The man took it as an invite. He stepped inside and pushed the door shut, his gaze never leaving Jake’s. His eyes were a curious pale gold, fringed with lush lashes, mesmerising and intense. He dripped water onto the marble floor of the hallway as they stood weighing each other up in silence, gazes locked.
The stranger cleared his throat. He was a man of around thirty-five, the same height as Jake—six two—with a lean, worked-out body. He was lightly tanned, closely shaved and fine featured. Everything in proportion—nose, chin, mouth. Everything perfectly symmetrical, the classification for a beautiful person. He was beautiful, all right. There was no doubt about that. Jake felt like a wilting wallflower just looking upon him.
“I’m here for the interview,” the man said. He held out his hand. “Darius Harrison.”
Jake looked at it. All the touch he’d known in five years had been handshakes. To men who’d done work on his house or his garden or delivered items of furniture. He was reluctant even to commit to that. And now this man, offering his hand with its short, neat nails and long, slim fingers, seemed like he was offering something way more intimate than Jake could handle. The touch of his skin. Jake could barely breathe. He couldn’t do it, and yet he wanted it. He wanted it so much.
Hesitantly, he extended his hand, barely covering the short distance between them. Darius Harrison grasped it. His skin was cold and wet with rain, and despite this, it heated Jake’s blood to inferno proportions. He snatched his hand back and turned away, muttering, “You’re cold. Come through.”
He led Darius down the hall to the living room. A log fire blazed, the curtains were firmly shut against the gloomy afternoon, lamps were lit. He gestured to the stranger to take a seat near the fire under the circle of the brightest lamp—all the better to admire his beautiful face—and sat on the couch opposite him.
Darius unfastened his coat. He sat down and crossed one leg over the other, and Jake glanced at his shoes. He would deny he had OCD to anyone who asked, but he couldn’t explain away the little rituals he had. Shoes were important to him. They could make or break this interview. Darius Harrison wore shiny black leather brogues. They glistened with water and looked brand-new. They were sturdy and well fitted. He teamed them with black socks, his smart black pants exactly the right length.

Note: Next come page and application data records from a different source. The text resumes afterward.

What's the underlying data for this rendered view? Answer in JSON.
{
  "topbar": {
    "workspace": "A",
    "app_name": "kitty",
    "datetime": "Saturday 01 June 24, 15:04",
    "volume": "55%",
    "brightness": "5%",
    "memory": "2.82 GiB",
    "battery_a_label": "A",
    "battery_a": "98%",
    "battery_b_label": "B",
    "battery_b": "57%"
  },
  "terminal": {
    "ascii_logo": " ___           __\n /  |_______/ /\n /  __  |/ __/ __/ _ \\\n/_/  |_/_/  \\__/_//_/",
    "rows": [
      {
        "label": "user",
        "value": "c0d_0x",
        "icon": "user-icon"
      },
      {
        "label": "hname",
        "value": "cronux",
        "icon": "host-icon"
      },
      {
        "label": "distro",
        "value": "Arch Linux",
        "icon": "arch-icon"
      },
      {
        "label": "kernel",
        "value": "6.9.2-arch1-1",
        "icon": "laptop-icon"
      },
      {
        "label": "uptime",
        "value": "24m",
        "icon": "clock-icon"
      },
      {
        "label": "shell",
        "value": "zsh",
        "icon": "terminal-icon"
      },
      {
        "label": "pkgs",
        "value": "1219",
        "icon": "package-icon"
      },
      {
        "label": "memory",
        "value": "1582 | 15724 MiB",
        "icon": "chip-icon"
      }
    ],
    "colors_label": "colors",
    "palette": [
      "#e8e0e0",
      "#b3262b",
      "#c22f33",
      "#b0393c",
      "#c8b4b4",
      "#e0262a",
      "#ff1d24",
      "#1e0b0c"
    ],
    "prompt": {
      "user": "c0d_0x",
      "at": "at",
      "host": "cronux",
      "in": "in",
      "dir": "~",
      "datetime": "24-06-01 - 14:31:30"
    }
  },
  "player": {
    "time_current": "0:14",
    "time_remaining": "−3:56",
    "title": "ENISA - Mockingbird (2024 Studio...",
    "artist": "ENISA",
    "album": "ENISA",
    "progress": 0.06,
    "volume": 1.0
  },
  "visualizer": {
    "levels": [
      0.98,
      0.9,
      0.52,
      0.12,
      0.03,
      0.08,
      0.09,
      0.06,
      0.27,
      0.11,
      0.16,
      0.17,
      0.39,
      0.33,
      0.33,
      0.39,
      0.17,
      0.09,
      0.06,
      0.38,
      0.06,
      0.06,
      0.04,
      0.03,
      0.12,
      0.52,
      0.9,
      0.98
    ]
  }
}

Jake sat back, satisfied. Nice shoes, beautiful face, and an impressive body. There was no way he could let this man work for him. None at all. His shoulders slumped in resignation and he searched for a polite way to dismiss the candidate with haste. What had he been thinking of, inviting complete strangers into his home after so long? More to the point, why was the only applicant an attractive man instead of a homely, nonthreatening woman who would mother him and make him apple pie?
He sighed and realised it had come out loud. Darius lifted a quizzical eyebrow. Jake coughed, straightened up in his chair. “Thank you for coming out on such a lousy day,” he said.
Darius inclined his head. He kept those golden eyes fixed on Jake, and Jake’s bones started to melt, his body overcome with languor. He crossed one ankle over the opposite knee, hiding his groin for fear he would soon get an erection.
“You know what the job entails?” he asked.
“Not really,” Darius replied. “Your advert was a little vague.”
“General…” Jake hesitated, appalled that he had been about to say dogsbody. It was hardly what he thought someone working for him would be. He merely wanted someone to take the monotony of cleaning and cooking from him and leave him with more time to…stew. “Handyman,” he finished. “Cooking, cleaning, odd jobs.”